All eyes on the skies as tropical low intensifies
UPDATE 3pm 24/03/2017:
- BoM releases its first tracking map for Cyclone Debbie
- Coral Sea tropical low should develop into a tropical cyclone and move west towards the coast over the weekend
- Latest predictions show the system will cross between Cairns and Townsville
- People urged to follow updates on BoM website
People between Cape Tribulation and Proserpine are being urged to make preparations for the crossing of Cyclone Debbie on Monday, March 27.
Advice from the Bureau of Meteorology: "The tropical low has been showing signs of strengthening and has been moving towards the south.
"During Saturday the low is expected to develop into a tropical cyclone and adopt a track towards the west, bringing it towards the north Queensland coast. Conditions are expected to favour the continued intensification of the system as it approaches the coast over the weekend."
EARLIER 10am: BoM meteorologists this morning told TropicNow there was a “high chance” of an “at least Category Two, possibly Category Three” crossing the coast early on Monday.
Duty forecaster Andrew Mostyn said the low-pressure system – which will be named Debbie once it forms into a cyclone – would likely cross the coast somewhere between Cairns and Townsville.
Mr Mostyn said the system – currently 120km E/NE of Cairns – was between 12-24 hours away from developing into a Category One cyclone.
“At the moment it’s pretty much stationary, which means it’s consolidating and getting its gales going.
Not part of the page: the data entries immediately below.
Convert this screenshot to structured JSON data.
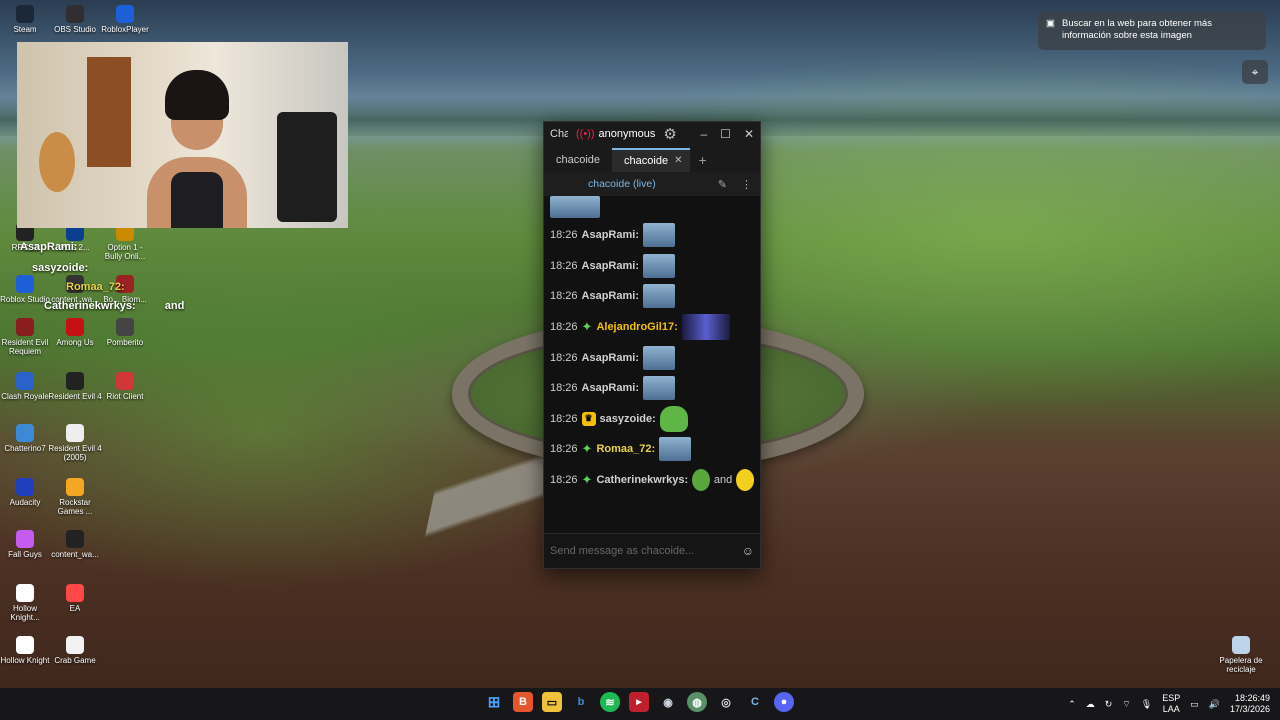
{
  "desktop": {
    "icons": [
      {
        "label": "Steam",
        "icon": "steam-icon",
        "color": "#1b2838"
      },
      {
        "label": "OBS Studio",
        "icon": "obs-icon",
        "color": "#302e31"
      },
      {
        "label": "RobloxPlayer",
        "icon": "roblox-icon",
        "color": "#1d5fd6"
      },
      {
        "label": "RPCS3",
        "icon": "rpcs3-icon",
        "color": "#222222"
      },
      {
        "label": "PES 2...",
        "icon": "pes-icon",
        "color": "#0b3d91"
      },
      {
        "label": "Option 1 - Bully Onli...",
        "icon": "bully-icon",
        "color": "#cc8a00"
      },
      {
        "label": "Roblox Studio",
        "icon": "roblox-studio-icon",
        "color": "#1d5fd6"
      },
      {
        "label": "content_wa...",
        "icon": "file-icon",
        "color": "#333333"
      },
      {
        "label": "Bo... Biom...",
        "icon": "game-icon",
        "color": "#992222"
      },
      {
        "label": "Resident Evil Requiem",
        "icon": "re-icon",
        "color": "#8a1d1d"
      },
      {
        "label": "Among Us",
        "icon": "among-us-icon",
        "color": "#c51111"
      },
      {
        "label": "Pomberito",
        "icon": "pomberito-icon",
        "color": "#444444"
      },
      {
        "label": "Clash Royale",
        "icon": "clash-royale-icon",
        "color": "#2a62c9"
      },
      {
        "label": "Resident Evil 4",
        "icon": "re4-icon",
        "color": "#222222"
      },
      {
        "label": "Riot Client",
        "icon": "riot-icon",
        "color": "#d13639"
      },
      {
        "label": "Chatterino7",
        "icon": "chatterino-icon",
        "color": "#3a8ad8"
      },
      {
        "label": "Resident Evil 4 (2005)",
        "icon": "re4-2005-icon",
        "color": "#eeeeee"
      },
      {
        "label": "Audacity",
        "icon": "audacity-icon",
        "color": "#1f3fbf"
      },
      {
        "label": "Rockstar Games ...",
        "icon": "rockstar-icon",
        "color": "#f5a623"
      },
      {
        "label": "Fall Guys",
        "icon": "fall-guys-icon",
        "color": "#c45cf2"
      },
      {
        "label": "content_wa...",
        "icon": "file-icon",
        "color": "#222222"
      },
      {
        "label": "Hollow Knight...",
        "icon": "hollow-knight-icon",
        "color": "#ffffff"
      },
      {
        "label": "EA",
        "icon": "ea-icon",
        "color": "#ff4747"
      },
      {
        "label": "Hollow Knight",
        "icon": "hollow-knight-icon",
        "color": "#ffffff"
      },
      {
        "label": "Crab Game",
        "icon": "crab-game-icon",
        "color": "#f2f2f2"
      },
      {
        "label": "Papelera de reciclaje",
        "icon": "recycle-bin-icon",
        "color": "#bcd3e8"
      }
    ]
  },
  "overlay_chat": {
    "line1": "AsapRami:",
    "line2": "sasyzoide:",
    "line3": "Romaa_72:",
    "line4_user": "Catherinekwrkys:",
    "line4_text": "and"
  },
  "notification": {
    "text": "Buscar en la web para obtener más información sobre esta imagen"
  },
  "chat_window": {
    "title": "Cha",
    "account": "anonymous",
    "tabs": [
      {
        "label": "chacoide"
      },
      {
        "label": "chacoide"
      }
    ],
    "channel": "chacoide (live)",
    "messages": [
      {
        "time": "18:26",
        "user": "AsapRami:",
        "color": "#d0d0d0",
        "emote": "thumb"
      },
      {
        "time": "18:26",
        "user": "AsapRami:",
        "color": "#d0d0d0",
        "emote": "thumb"
      },
      {
        "time": "18:26",
        "user": "AsapRami:",
        "color": "#d0d0d0",
        "emote": "thumb"
      },
      {
        "time": "18:26",
        "user": "AlejandroGil17:",
        "color": "#f2c200",
        "emote": "wide"
      },
      {
        "time": "18:26",
        "user": "AsapRami:",
        "color": "#d0d0d0",
        "emote": "thumb"
      },
      {
        "time": "18:26",
        "user": "AsapRami:",
        "color": "#d0d0d0",
        "emote": "thumb"
      },
      {
        "time": "18:26",
        "user": "sasyzoide:",
        "color": "#d0d0d0",
        "emote": "pepe"
      },
      {
        "time": "18:26",
        "user": "Romaa_72:",
        "color": "#e8d24a",
        "emote": "thumb"
      },
      {
        "time": "18:26",
        "user": "Catherinekwrkys:",
        "color": "#d0d0d0",
        "text": "and"
      }
    ],
    "input_placeholder": "Send message as chacoide..."
  },
  "taskbar": {
    "lang_top": "ESP",
    "lang_bottom": "LAA",
    "time": "18:26:49",
    "date": "17/3/2026"
  }
}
“Winds and rain will start this weekend in and around Cairns.
“As we head into the weekend, people should think about their plans and start preparing.
“For example, camping anywhere south of Cairns this weekend is a no-go.”
Mr Mostyn stressed that it was important for people to realise that, even if Debbie makes landfall further south, Cairns will still feel its effects.
“Even if it’s not a direct hit on Cairns, we’ll cop strong Westerly winds between Monday morning to Tuesday, especially on the Northern Beaches or anywhere with a mountain range behind it.
“People have to think about things like power loss and roads being cut, even if Debbie does go south.”
A tracking map will be online at the BoM site later this afternoon.
EARLIER: Atmospheric conditions are ripe for the formation of a cyclone in the Coral Sea, though forecasters say it’s too early to predict precisely where it may hit.
The Bureau of Meteorology is keeping close tabs on a low-pressure system southeast of Papua New Guinea, which could develop into a cyclone as it moves southwest towards the northern Queensland coast.
The bureau this afternoon upgraded the likelihood of a cyclone from moderate to high, meaning there is now an over 50 cent chance that the low will intensify into a cyclone on Sunday.
Duty forecaster Andrew Mostyn told TropicNow the developing low was “the kind of system you look at and say ‘Oh yeah!’”
“The model suggests a high probability of impact early next week, with significant rain and winds,” Mr Mostyn said.
“The environment is very favourable for it to develop into a tropical cyclone.
“Favourable conditions include things like having sea surface temperatures of over 26.5C, but more importantly, atmospheric conditions such as low vertical wind shear [a change of wind speed perpendicular to the wind's direction].
“And so far, we’ve got all of that.
“We expect it to sure-up within the next 48 hours.”
Mr Mostyn said it was impossible to forecast the future intensity of a potential cyclone before its formation, and urged people to follow the system’s developments on the BoM website.
“The bureau starts issuing warnings once a cyclone has actually developed and is about 48 hours away.
“Start checking the site for warnings sometime on Saturday or, at latest, early Sunday.”
He said it was equally impossible to predict exactly where the potential cyclone would hit, casting a wide net on coastal areas between Cape Tribulation to Mackay.
“However, the model suggests it’s most likely to impact somewhere between Cairns and Ayr.”
Mr Mostyn said it was the latest start to cyclone season in the Coral Sea since 1970 – when satellite images came into use – and possibly even before then.
This evening's development of a Category One cyclone off the coast of WA means that a Coral Sea cyclone, if it develops, will be named Debbie.
Mr Mostyn said earlier today said the Far North was “in a race” with Western Australia for naming rights to ‘Caleb’.
“Whoever gets it first, their cyclone will be called Caleb.
“Next on the list is Debbie.”
Cyclones are given names in alphabetical order, alternating between male and female monikers.